I have never used herbs and spices in my cooking and indeed admit to very little knowledge of them apart from the Sage and Onion, Mint Sauce, Salt and Pepper etcetera that are in every British kitchen cupboard. I have recently taken an interest and want to expand my use of them in my cooking. I have decided therefore to do a small series of posts as I think I learn and remember better when I write things down. Today I have made a rice pudding and to add a little spice have floated a star anise on top. It must be discarded before serving.
Number One – Star Anise
Star anise is a seed pod shaped like an eight-pointed star and contains seeds with an aniseed flavour which comes from the spice’s essential oil. It is used widely in Chinese cooking and is one of the five spices in Chinese five-spice powder. Star Anise has been made in to a tea and taken as a remedy for rheumatism. The seeds are sometimes chewed after meals to aid digestion. Like anise, star anise is an anti-flatulent and can be used as a diuretic. The taste imparted is aniseed or liquorice and can be used when poaching fruit. By itself whole star anise is frequently used to sweeten soups and meat stews in other types of cuisines. One or two pieces are usually enough to flavor a large bowl as the taste can be overpowering. If you plan to use it as a spice rub, powdered or ground star anise is more practical. The spice is also commonly used in breads, pastries and other types of desserts because of its particular sweetness. Pudding, strudels and custards are some of the preparations where star anise can be used to add a unique flavor. Spice up a rice pudding by adding a couple of stars to a simmering pot and discarding before serving.

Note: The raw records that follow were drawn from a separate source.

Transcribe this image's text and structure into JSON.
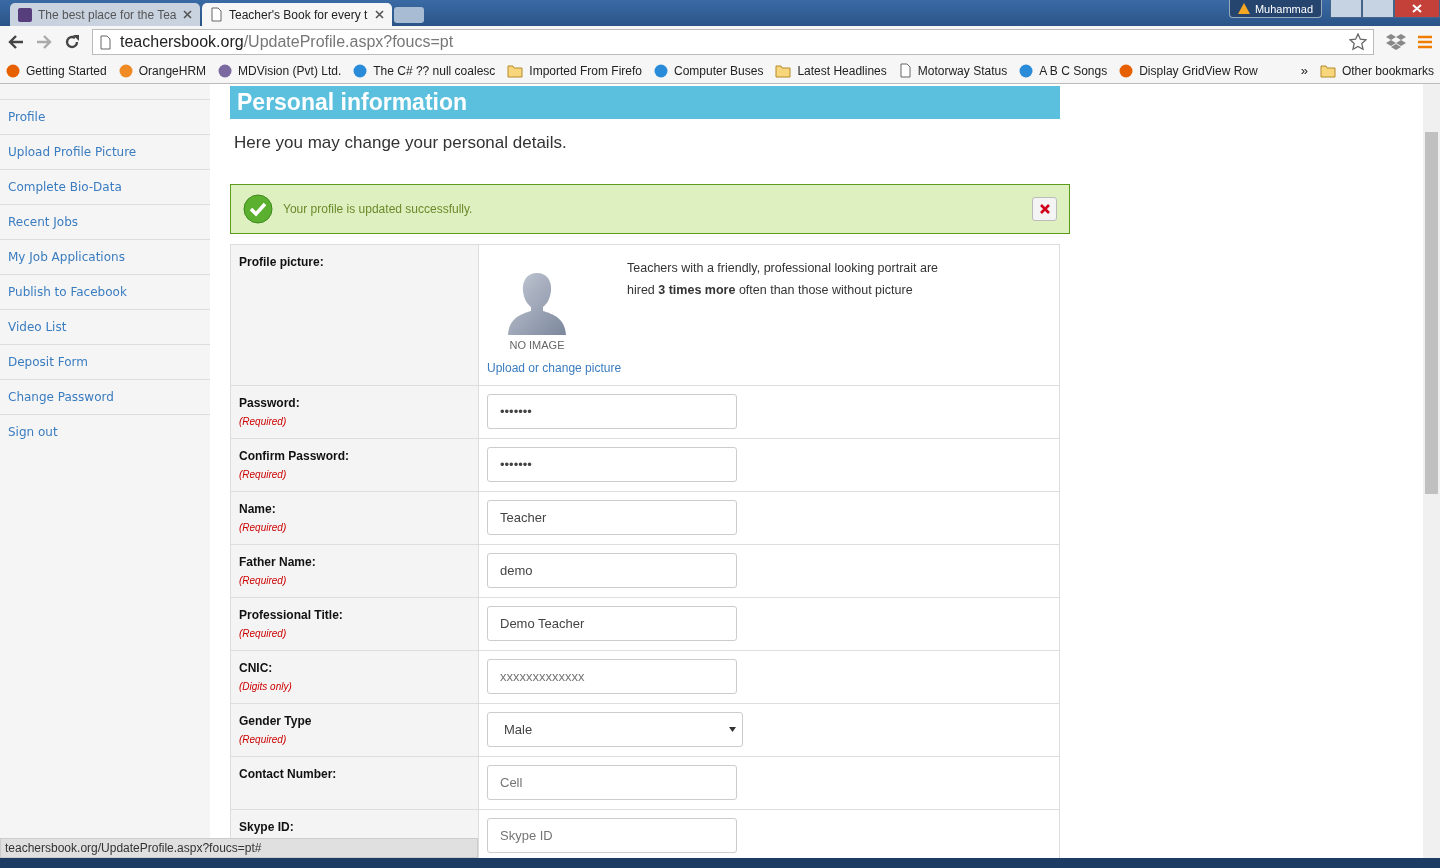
{
  "browser": {
    "tabs": [
      {
        "title": "The best place for the Tea",
        "selected": false,
        "kind": "site"
      },
      {
        "title": "Teacher's Book for every t",
        "selected": true,
        "kind": "page"
      }
    ],
    "user": "Muhammad",
    "address": {
      "host": "teachersbook.org",
      "path": "/UpdateProfile.aspx?foucs=pt"
    },
    "bookmarks": [
      {
        "label": "Getting Started",
        "kind": "site"
      },
      {
        "label": "OrangeHRM",
        "kind": "site"
      },
      {
        "label": "MDVision (Pvt) Ltd.",
        "kind": "site"
      },
      {
        "label": "The C# ?? null coalesc",
        "kind": "site"
      },
      {
        "label": "Imported From Firefo",
        "kind": "folder"
      },
      {
        "label": "Computer Buses",
        "kind": "site"
      },
      {
        "label": "Latest Headlines",
        "kind": "folder"
      },
      {
        "label": "Motorway Status",
        "kind": "page"
      },
      {
        "label": "A B C Songs",
        "kind": "site"
      },
      {
        "label": "Display GridView Row",
        "kind": "site"
      }
    ],
    "overflow": "»",
    "other_bookmarks": "Other bookmarks"
  },
  "sidebar": {
    "items": [
      {
        "label": "Profile"
      },
      {
        "label": "Upload Profile Picture"
      },
      {
        "label": "Complete Bio-Data"
      },
      {
        "label": "Recent Jobs"
      },
      {
        "label": "My Job Applications"
      },
      {
        "label": "Publish to Facebook"
      },
      {
        "label": "Video List"
      },
      {
        "label": "Deposit Form"
      },
      {
        "label": "Change Password"
      },
      {
        "label": "Sign out"
      }
    ]
  },
  "page": {
    "heading": "Personal information",
    "intro": "Here you may change your personal details.",
    "alert": {
      "message": "Your profile is updated successfully."
    },
    "form": [
      {
        "kind": "picture",
        "label": "Profile picture:",
        "no_image": "NO IMAGE",
        "link": "Upload or change picture",
        "tip": "Teachers with a friendly, professional looking portrait are hired **3 times more** often than those without picture"
      },
      {
        "kind": "input",
        "label": "Password:",
        "note": "(Required)",
        "value": "•••••••"
      },
      {
        "kind": "input",
        "label": "Confirm Password:",
        "note": "(Required)",
        "value": "•••••••"
      },
      {
        "kind": "input",
        "label": "Name:",
        "note": "(Required)",
        "value": "Teacher"
      },
      {
        "kind": "input",
        "label": "Father Name:",
        "note": "(Required)",
        "value": "demo"
      },
      {
        "kind": "input",
        "label": "Professional Title:",
        "note": "(Required)",
        "value": "Demo Teacher"
      },
      {
        "kind": "input",
        "label": "CNIC:",
        "note": "(Digits only)",
        "placeholder": "xxxxxxxxxxxxx"
      },
      {
        "kind": "select",
        "label": "Gender Type",
        "note": "(Required)",
        "value": "Male"
      },
      {
        "kind": "input",
        "label": "Contact Number:",
        "placeholder": "Cell"
      },
      {
        "kind": "input",
        "label": "Skype ID:",
        "placeholder": "Skype ID"
      }
    ]
  },
  "status_url": "teachersbook.org/UpdateProfile.aspx?foucs=pt#"
}
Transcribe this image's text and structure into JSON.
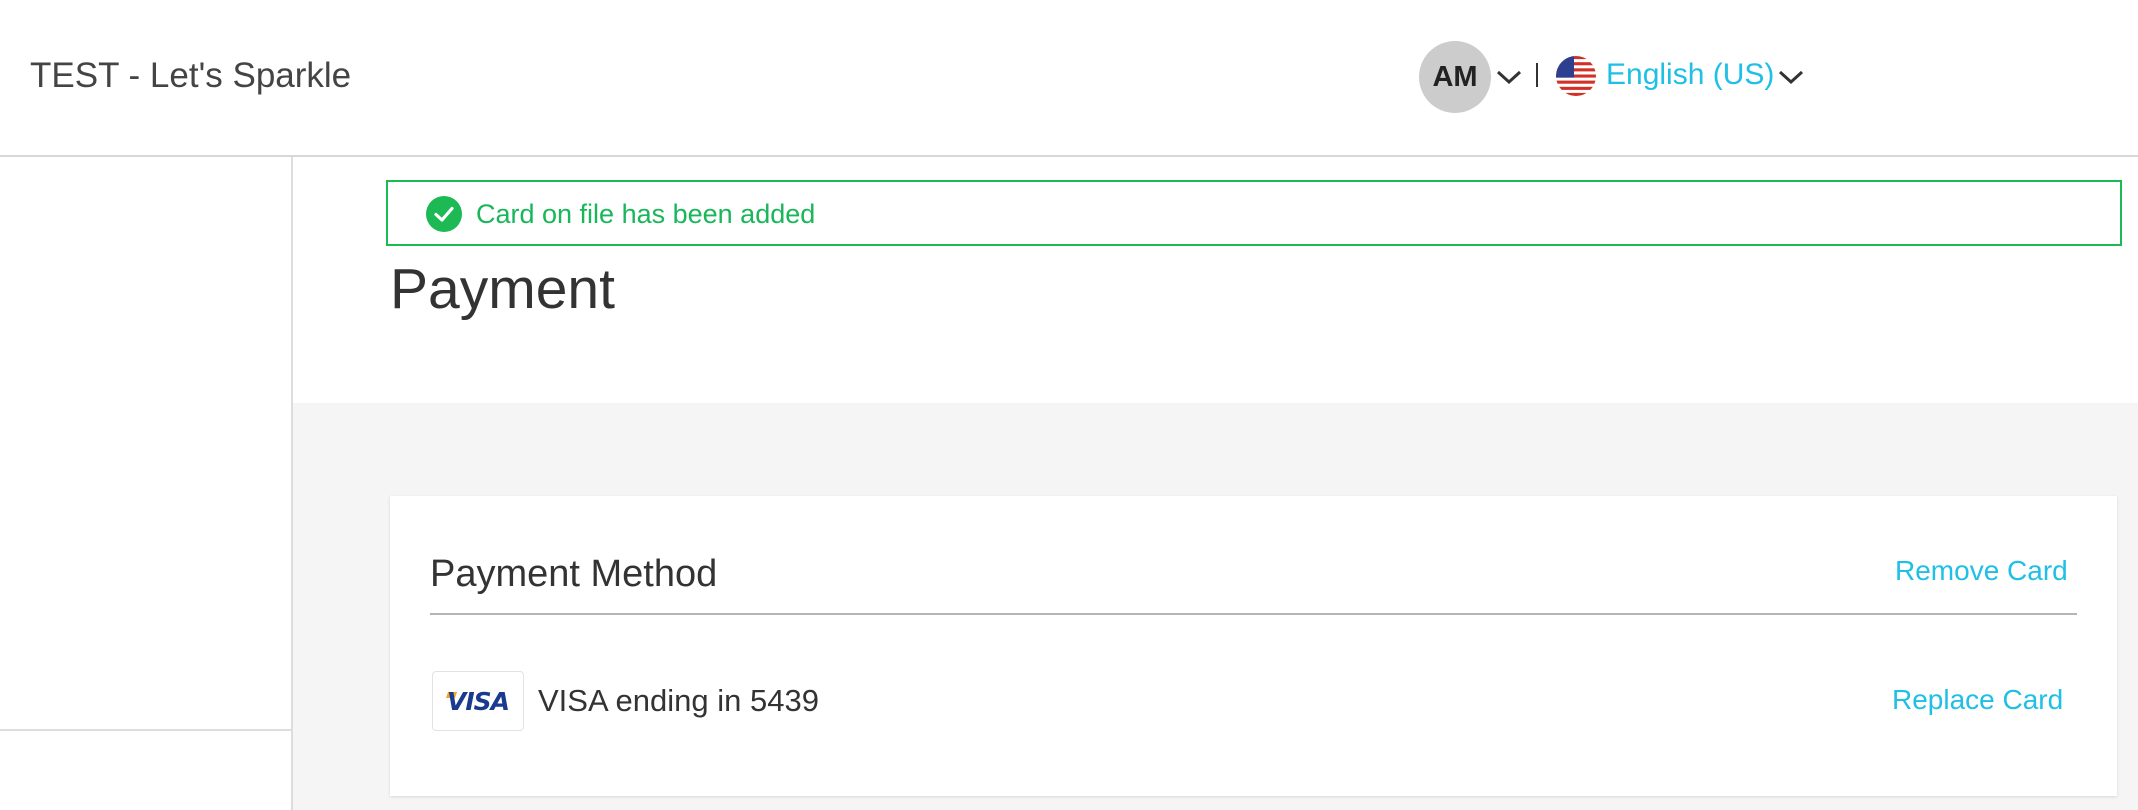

Star Anise provides us with vitamins and minerals including Vitamin C, Vitamin A, Calcium and Phosphorous. It also provides moderate amounts of various B-complex vitamins. This versatile spice also helps ease digestion.
Illiciums first evolved in the Cretaceous period around 100 million years ago while dinosaurs still roamed the earth. They are a group of around 30 species of small trees and shrubs from North America, the Caribbean and Asia. Illiciums may not be instantly recognisable by their botanical name but will be recognised as the spice Star Anise which is the seed pod of Illicium verum. The spice commonly called Star Anise or Badiam that closely resembles aniseed in flavor is obtained from the star-shaped seed pod of the fruit of Illicium verum which are harvested just before ripening. Star anise oil is a highly fragrant oil used in cooking, perfumery, soaps, toothpastes, mouthwashes, and skin creams.